We keep saying water, water. But we have forgotten the ways to conserve it
From Prime Minister Narendra Modi to Amitach Bachhan advocate frequent washing of hands to protect oneself from COVID-19. UNICEF also issues comprehensive guidelines for washing hands at least ten times a day. All these measures require water, running water.
NITI Aayog mentions that India is undergoing the worst water crisis in its history and nearly 600 million people are facing high to extreme water stress. The report says India is placed at 120th amongst 122 countries in the water quality index, with nearly 70% of water being contaminated. Statistics apart, it is a fact that the nation faces severe water shortage – almost throughout the year in many rural areas and during summer months in urban areas. Water is still rationed.
It is in this context that we must consider the explosive situation arising out of the COVID-19 crisis. Along with face masks and other PPE, water has become an essential part of coronavirus care. Everyone says we must wash our hands at least four times under running water. This is obviously in addition to the routine washing before and after meals etc.
Respiratory viruses like coronavirus disease (COVID-19) spread when mucus or droplets containing the virus get into your body through your eyes, nose or throat. Most often, this happens through your hands. Hands are also one of the most common ways that the virus spreads from one person to the next, says UNICEF
During a global pandemic, one of the cheapest, easiest, and most important ways to prevent the spread of a virus is to wash your hands frequently with soap and water.
Per UNICEF guidelines: In the context of COVID-19 prevention, you should make sure to wash your hands at the following times:
1)After blowing your nose, coughing or sneezing
2)After visiting a public space, including public transportation, markets and places of worship
3)After touching surfaces outside of the home, including money
4)Before, during and after caring for a sick person
5)Before and after eating
6)In general, you should always wash your hands at the following times:
7)After using the toilet
8)Before and after eating
9)After handling garbage
10)After touching animals and pets
11)After changing babies’ diapers or helping children use the toilet
12)When your hands are visibly dirty

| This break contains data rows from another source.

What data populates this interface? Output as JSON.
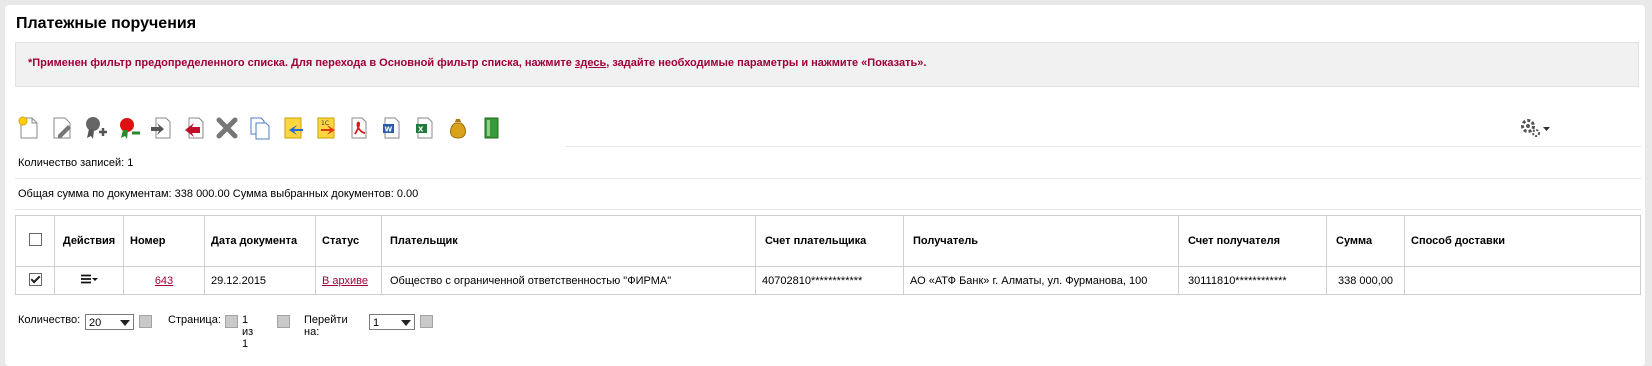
{
  "header": {
    "title": "Платежные поручения"
  },
  "filter_notice": {
    "before": "*Применен фильтр предопределенного списка. Для перехода в Основной фильтр списка, нажмите ",
    "link": "здесь",
    "after": ", задайте необходимые параметры и нажмите «Показать»."
  },
  "toolbar": {
    "icons": [
      "new-document-icon",
      "edit-document-icon",
      "sign-icon",
      "unsign-icon",
      "send-icon",
      "recall-icon",
      "delete-icon",
      "copy-icon",
      "import-icon",
      "export-icon",
      "pdf-icon",
      "word-icon",
      "excel-icon",
      "money-bag-icon",
      "archive-icon"
    ]
  },
  "summary": {
    "records": "Количество записей: 1",
    "totals": "Общая сумма по документам: 338 000.00 Сумма выбранных документов: 0.00"
  },
  "table": {
    "headers": {
      "actions": "Действия",
      "number": "Номер",
      "date": "Дата документа",
      "status": "Статус",
      "payer": "Плательщик",
      "payer_account": "Счет плательщика",
      "recipient": "Получатель",
      "recipient_account": "Счет получателя",
      "amount": "Сумма",
      "delivery": "Способ доставки"
    },
    "rows": [
      {
        "checked": true,
        "number": "643",
        "date": "29.12.2015",
        "status": "В архиве",
        "payer": "Общество с ограниченной ответственностью \"ФИРМА\"",
        "payer_account": "40702810************",
        "recipient": "АО «АТФ Банк» г. Алматы, ул. Фурманова, 100",
        "recipient_account": "30111810************",
        "amount": "338 000,00",
        "delivery": ""
      }
    ]
  },
  "pager": {
    "count_label": "Количество:",
    "count_value": "20",
    "page_label": "Страница:",
    "page_info": "1 из 1",
    "goto_label": "Перейти на:",
    "goto_value": "1"
  },
  "colors": {
    "accent": "#a0003a",
    "filter_bg": "#f1f1f1"
  }
}
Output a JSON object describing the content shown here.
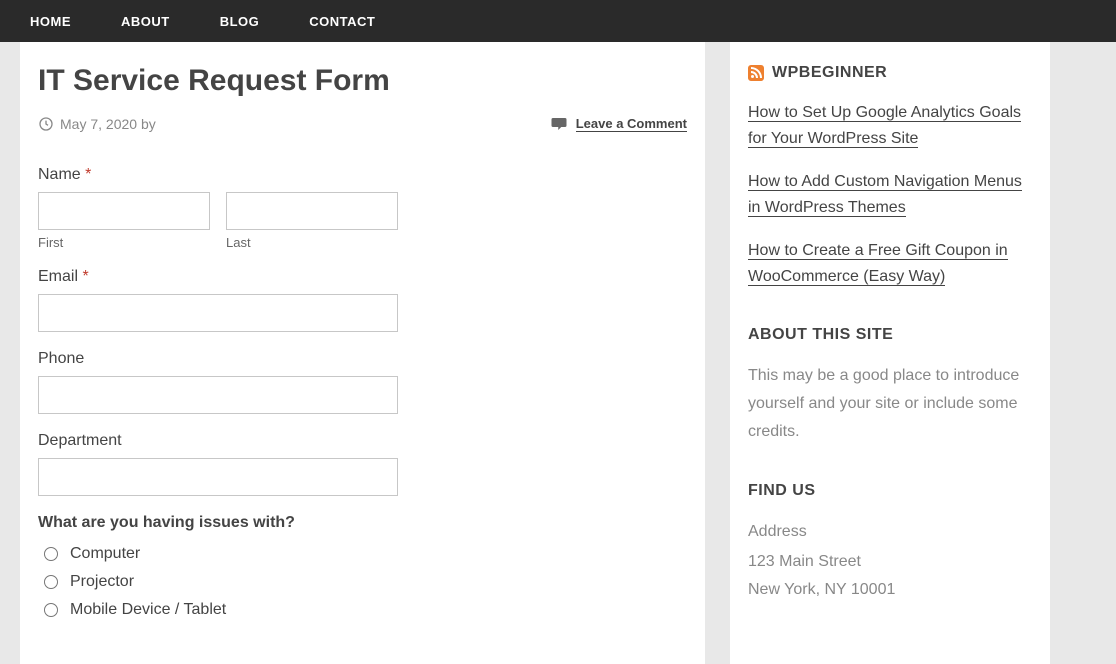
{
  "nav": {
    "items": [
      "HOME",
      "ABOUT",
      "BLOG",
      "CONTACT"
    ]
  },
  "post": {
    "title": "IT Service Request Form",
    "date": "May 7, 2020",
    "by_label": "by",
    "leave_comment": "Leave a Comment"
  },
  "form": {
    "name": {
      "label": "Name",
      "first_sublabel": "First",
      "last_sublabel": "Last",
      "required": "*"
    },
    "email": {
      "label": "Email",
      "required": "*"
    },
    "phone": {
      "label": "Phone"
    },
    "department": {
      "label": "Department"
    },
    "issues": {
      "label": "What are you having issues with?",
      "options": [
        "Computer",
        "Projector",
        "Mobile Device / Tablet"
      ]
    }
  },
  "sidebar": {
    "feed_title": "WPBEGINNER",
    "feed_items": [
      "How to Set Up Google Analytics Goals for Your WordPress Site",
      "How to Add Custom Navigation Menus in WordPress Themes",
      "How to Create a Free Gift Coupon in WooCommerce (Easy Way)"
    ],
    "about_title": "ABOUT THIS SITE",
    "about_text": "This may be a good place to introduce yourself and your site or include some credits.",
    "findus_title": "FIND US",
    "address_label": "Address",
    "address_line1": "123 Main Street",
    "address_line2": "New York, NY 10001"
  }
}
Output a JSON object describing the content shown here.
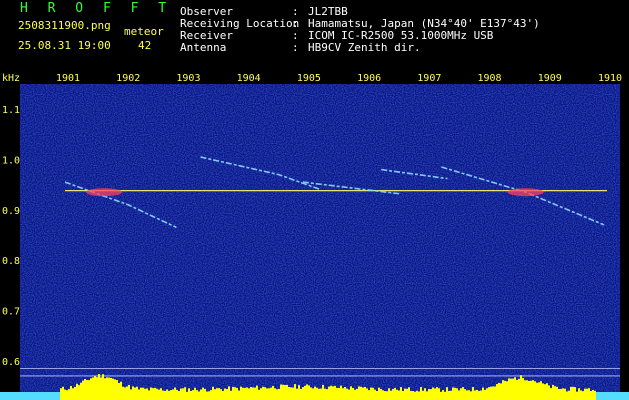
{
  "header": {
    "app_title": "H R O F F T",
    "filename": "2508311900.png",
    "datetime": "25.08.31 19:00",
    "meteor_label": "meteor",
    "meteor_count": "42",
    "info_rows": [
      {
        "label": "Observer",
        "sep": ":",
        "value": "JL2TBB"
      },
      {
        "label": "Receiving Location",
        "sep": ":",
        "value": "Hamamatsu, Japan (N34°40' E137°43')"
      },
      {
        "label": "Receiver",
        "sep": ":",
        "value": "ICOM IC-R2500 53.1000MHz USB"
      },
      {
        "label": "Antenna",
        "sep": ":",
        "value": "HB9CV Zenith dir."
      }
    ]
  },
  "chart_data": {
    "type": "heatmap",
    "ylabel": "kHz",
    "x_ticks": [
      "1901",
      "1902",
      "1903",
      "1904",
      "1905",
      "1906",
      "1907",
      "1908",
      "1909",
      "1910"
    ],
    "x_range": [
      1901,
      1910
    ],
    "y_ticks": [
      "1.1",
      "1.0",
      "0.9",
      "0.8",
      "0.7",
      "0.6"
    ],
    "y_range": [
      0.55,
      1.15
    ],
    "carrier_khz": 0.938,
    "traces": [
      {
        "points": [
          [
            1900.95,
            0.955
          ],
          [
            1902.0,
            0.91
          ],
          [
            1902.8,
            0.865
          ]
        ]
      },
      {
        "points": [
          [
            1903.2,
            1.005
          ],
          [
            1904.5,
            0.97
          ],
          [
            1905.2,
            0.94
          ]
        ]
      },
      {
        "points": [
          [
            1904.9,
            0.955
          ],
          [
            1906.5,
            0.932
          ]
        ]
      },
      {
        "points": [
          [
            1906.2,
            0.98
          ],
          [
            1907.3,
            0.962
          ]
        ]
      },
      {
        "points": [
          [
            1907.2,
            0.985
          ],
          [
            1908.6,
            0.935
          ],
          [
            1909.9,
            0.87
          ]
        ]
      }
    ],
    "colors": {
      "background": "#08147a",
      "carrier": "#ffff66",
      "trace": "#8fd8ff",
      "hot": "#ff4060",
      "spectrum": "#ffff00"
    }
  }
}
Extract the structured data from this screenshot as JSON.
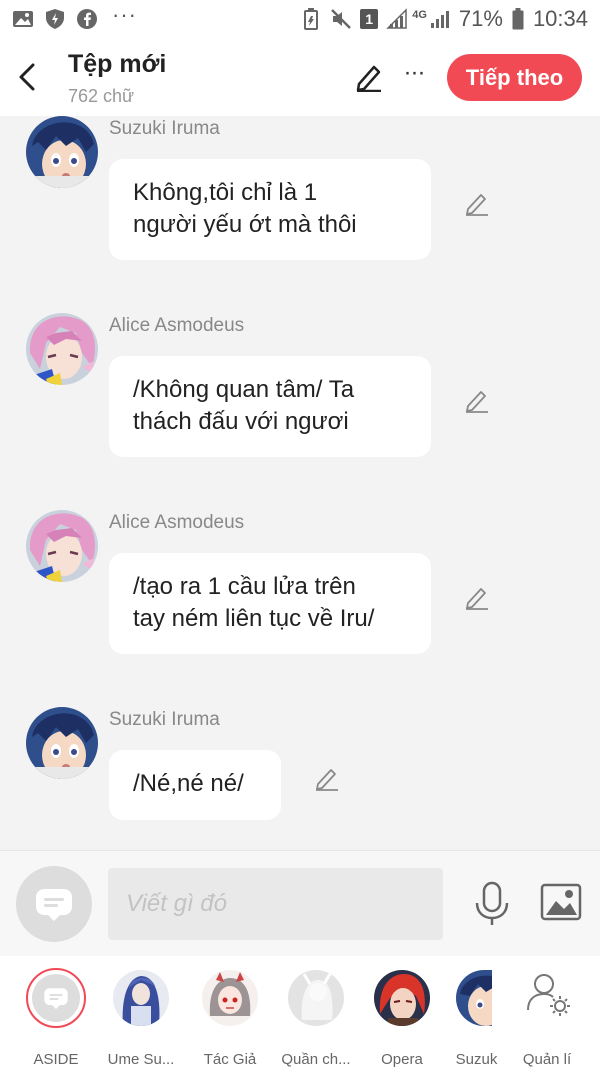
{
  "status_bar": {
    "battery_percent": "71%",
    "time": "10:34",
    "network": "4G",
    "sim_badge": "1",
    "more_dots": "···"
  },
  "header": {
    "title": "Tệp mới",
    "word_count": "762 chữ",
    "more_label": "···",
    "next_label": "Tiếp theo"
  },
  "messages": [
    {
      "sender": "Suzuki Iruma",
      "text_lines": [
        "Không,tôi chỉ là 1",
        "người yếu ớt mà thôi"
      ],
      "avatar": "suzuki-iruma"
    },
    {
      "sender": "Alice Asmodeus",
      "text_lines": [
        "/Không quan tâm/ Ta",
        "thách đấu với ngươi"
      ],
      "avatar": "alice-asmodeus"
    },
    {
      "sender": "Alice Asmodeus",
      "text_lines": [
        "/tạo ra 1 cầu lửa trên",
        "tay ném liên tục về Iru/"
      ],
      "avatar": "alice-asmodeus"
    },
    {
      "sender": "Suzuki Iruma",
      "text_lines": [
        "/Né,né né/"
      ],
      "avatar": "suzuki-iruma"
    }
  ],
  "input": {
    "placeholder": "Viết gì đó"
  },
  "characters": [
    {
      "label": "ASIDE",
      "selected": true
    },
    {
      "label": "Ume Su..."
    },
    {
      "label": "Tác Giả"
    },
    {
      "label": "Quần ch..."
    },
    {
      "label": "Opera"
    },
    {
      "label": "Suzuk"
    },
    {
      "label": "Quản lí"
    }
  ],
  "colors": {
    "accent": "#f24a55",
    "background": "#f3f3f3"
  }
}
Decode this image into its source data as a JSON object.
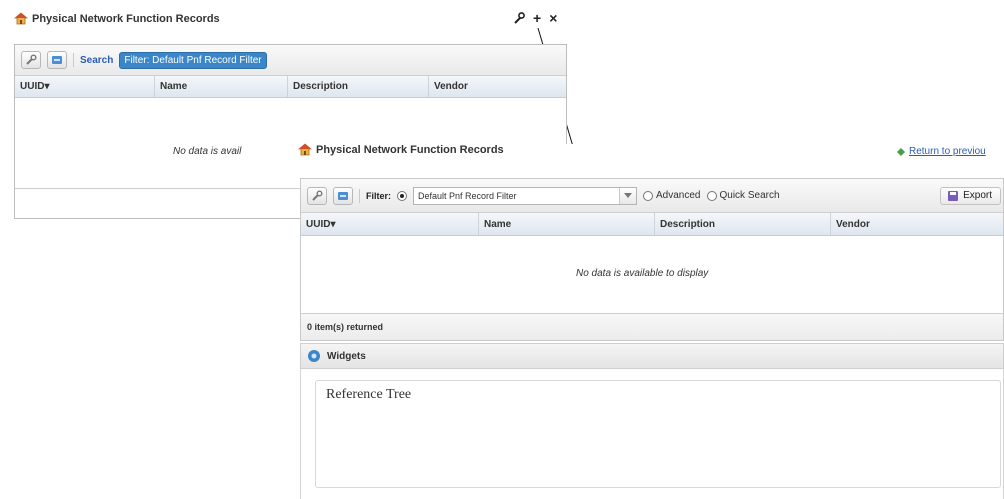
{
  "back_window": {
    "title": "Physical Network Function Records",
    "search_label": "Search",
    "filter_chip": "Filter: Default Pnf Record Filter",
    "columns": [
      "UUID▾",
      "Name",
      "Description",
      "Vendor"
    ],
    "no_data_text": "No data is avail"
  },
  "window_controls": {
    "wrench": "✎",
    "plus": "+",
    "close": "×"
  },
  "front_window": {
    "title": "Physical Network Function Records",
    "return_link": "Return to previou",
    "filter_label": "Filter:",
    "filter_value": "Default Pnf Record Filter",
    "radio_advanced": "Advanced",
    "radio_quick": "Quick Search",
    "export_label": "Export",
    "columns": [
      "UUID▾",
      "Name",
      "Description",
      "Vendor"
    ],
    "no_data_text": "No data is available to display",
    "items_returned": "0 item(s) returned",
    "widgets_title": "Widgets",
    "reference_tree": "Reference Tree"
  },
  "colors": {
    "accent": "#3a86c8",
    "link": "#2a5db0",
    "return_icon": "#43a047"
  }
}
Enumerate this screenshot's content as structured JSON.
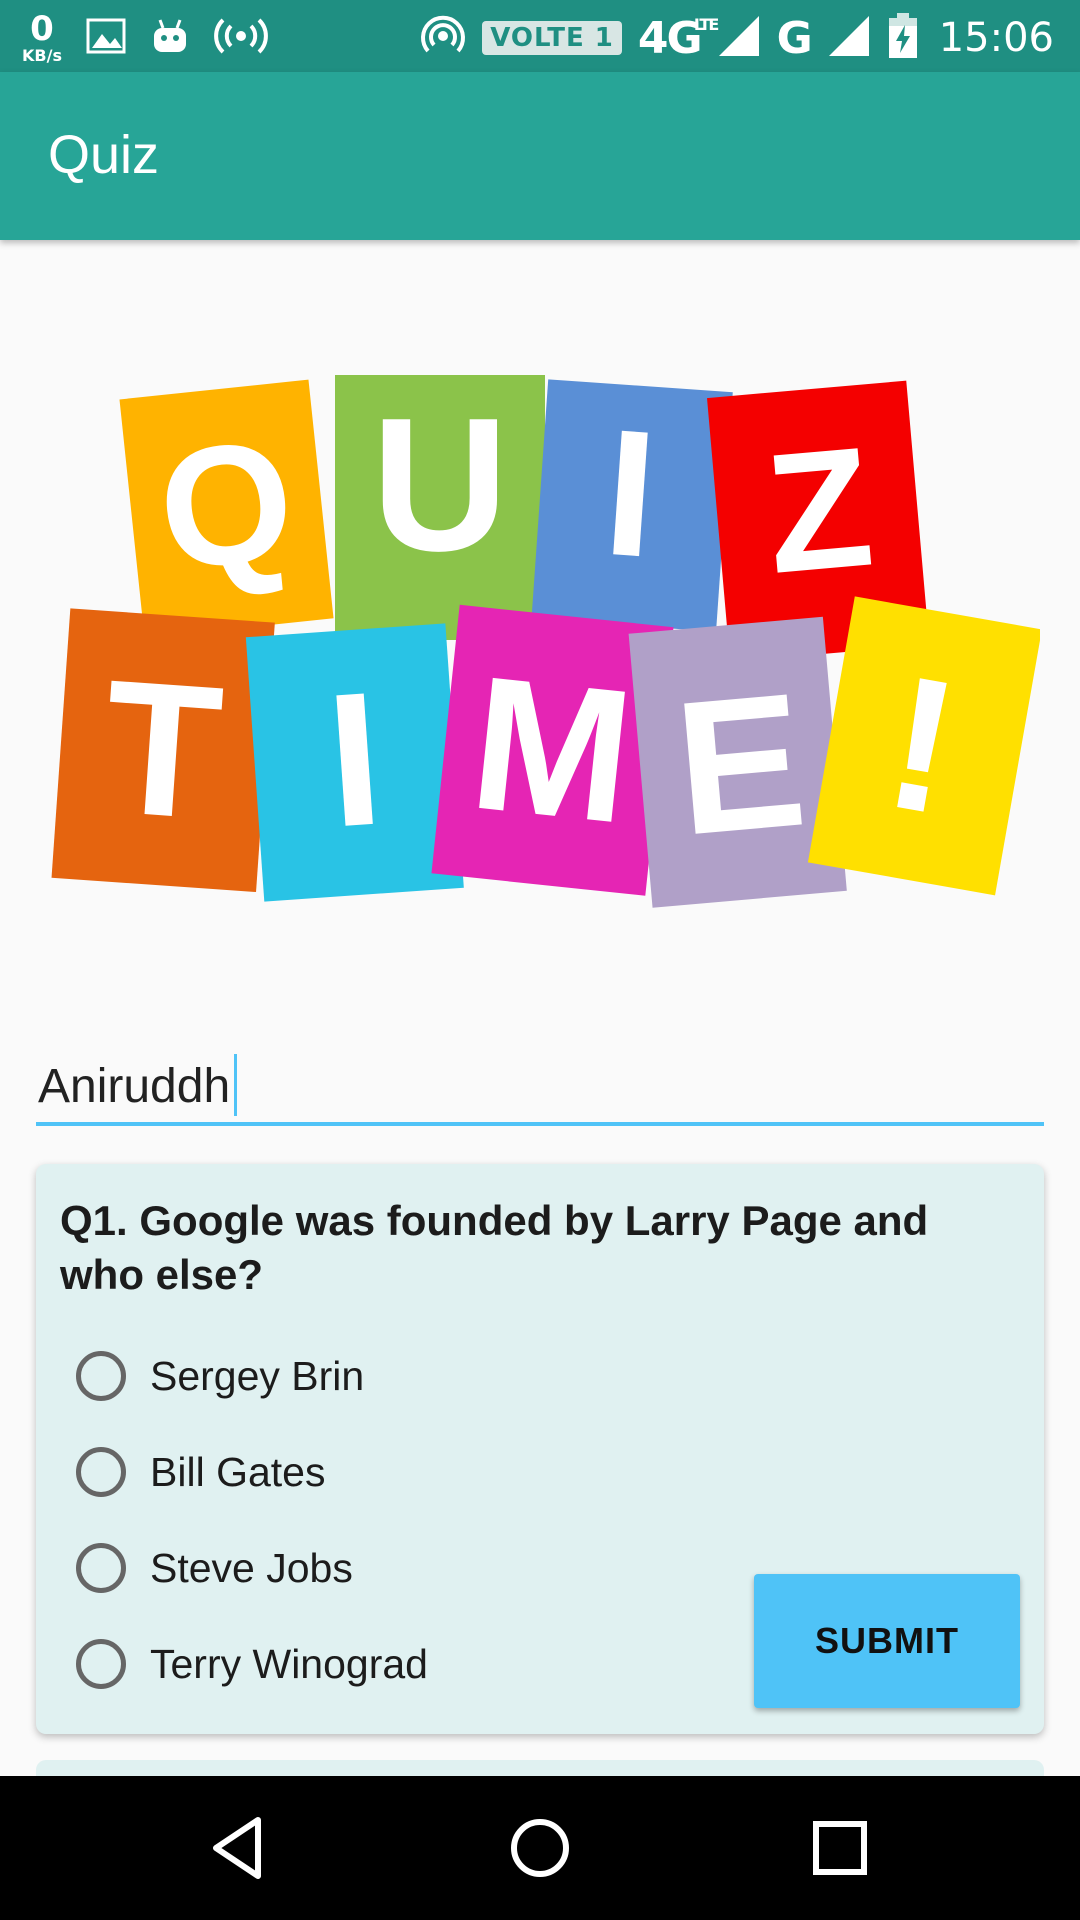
{
  "status_bar": {
    "speed_value": "0",
    "speed_unit": "KB/s",
    "volte": "VOLTE 1",
    "network": "4G",
    "lte": "LTE",
    "network2": "G",
    "time": "15:06",
    "color": "#1f8f82"
  },
  "app_bar": {
    "title": "Quiz",
    "color": "#27a597"
  },
  "logo": {
    "row1": [
      "Q",
      "U",
      "I",
      "Z"
    ],
    "row2": [
      "T",
      "I",
      "M",
      "E",
      "!"
    ],
    "colors": [
      "#ffb300",
      "#8bc34a",
      "#5a8fd6",
      "#f40000",
      "#e5640f",
      "#29c3e5",
      "#e525b4",
      "#b0a0c8",
      "#ffe000"
    ]
  },
  "name_field": {
    "value": "Aniruddh"
  },
  "question_card": {
    "question": "Q1. Google was founded by Larry Page and who else?",
    "options": [
      "Sergey Brin",
      "Bill Gates",
      "Steve Jobs",
      "Terry Winograd"
    ],
    "submit_label": "SUBMIT"
  },
  "nav_bar": {
    "icons": [
      "back-icon",
      "home-icon",
      "recents-icon"
    ]
  }
}
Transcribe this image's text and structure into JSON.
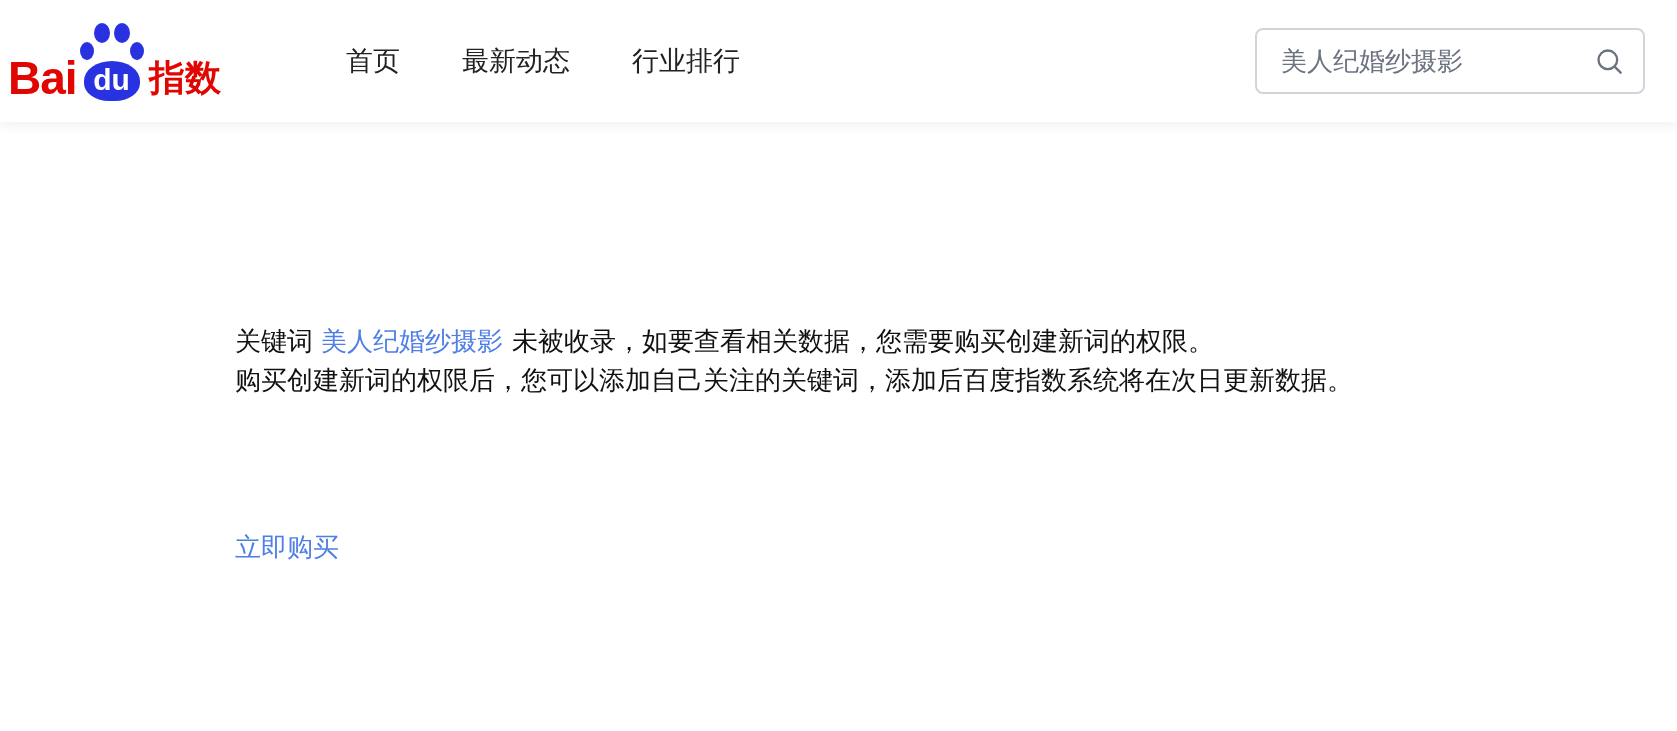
{
  "logo": {
    "latin": "Bai",
    "paw": "du",
    "cjk": "指数"
  },
  "nav": [
    {
      "label": "首页"
    },
    {
      "label": "最新动态"
    },
    {
      "label": "行业排行"
    }
  ],
  "search": {
    "value": "美人纪婚纱摄影"
  },
  "message": {
    "prefix": "关键词",
    "keyword": "美人纪婚纱摄影",
    "suffix": "未被收录，如要查看相关数据，您需要购买创建新词的权限。",
    "note": "购买创建新词的权限后，您可以添加自己关注的关键词，添加后百度指数系统将在次日更新数据。"
  },
  "buy_link": "立即购买"
}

13)For this, we need water in large quantities. Estimates are that one needs at least a litre and half per handwash which works out to 18 litres per head and 90 litres per family of five – that too for hand-wash alone.
Municipal water supply is limited to couple of hours on the morning and evening nearly half of Mumbai which lives in slums does not have the luxury of overhead storage facility. This is exactly why you find crowds doing their wash during those water supply hours during non-summer days. The situation is grim during the summer months when even housing societies are forced to go for tankers with no guarantee of the source of drawing water. I have seen office complexes in Mumbai having no water and the staff running to nearby hotels to wash.
We keep saying water, water. But we have forgotten the ways to conserve it.
Now, let me bring up some official data into focus. The government has identified eight crore migrant labour to be covered Under Atma Nirbhar Bharat package, for distribution of 5 Kg of food grains per month for two months. There are some other stats which speak of 14 crore migrant labour. This equals 7 Mumbais. Imagine the city crisis multiplied by 7 times.
We are told that close to 15 lakh migrants have just been transported to their native places. They need 2.25 crore litres of water per day for hand-wash alone. And we are talking about numbers as of May 15. The Home Ministry said about two lakh migrants have been transported daily so far and the figure will increase to three lakh-a-day.
What is the solution? Good question. Our planners are notorious for not planning! Else, the migrant crisis of the gigantic seize would not have erupted. Delhi, Mumbai and then Surat gave us enough warning signals about the volcanos called migrants. We ignored. But now that we are trying to grapple with the situation, let us look at some possible solutions.
The cities might have been able to save some water commercially due to the lockdown series, but then the domestic consumption did increase. There could have been some saving on the industrial water consumption that could be judiciously diverted for coronacare. Water kiosks wherever possible – say near railway stations and bus depots in small towns is another idea that one can work on.
Most importantly, I think water-for-hand-wash should be the part of corona relief. As we try to ease pressure on the PDS when we distribute food items, we most look at putting up had-wash kiosks/facilities pan-India.
Remember, sanitisers with alcohol do have side-affects. You are supposed to rub your hands even with sanitiser drops for full 20 seconds for desired effect. Their usage can cause skin dryness and lead to nail ailments. My dermatologist told me to avoid hand sanitiser. I can afford it because I have the running water facility. Millions don’t.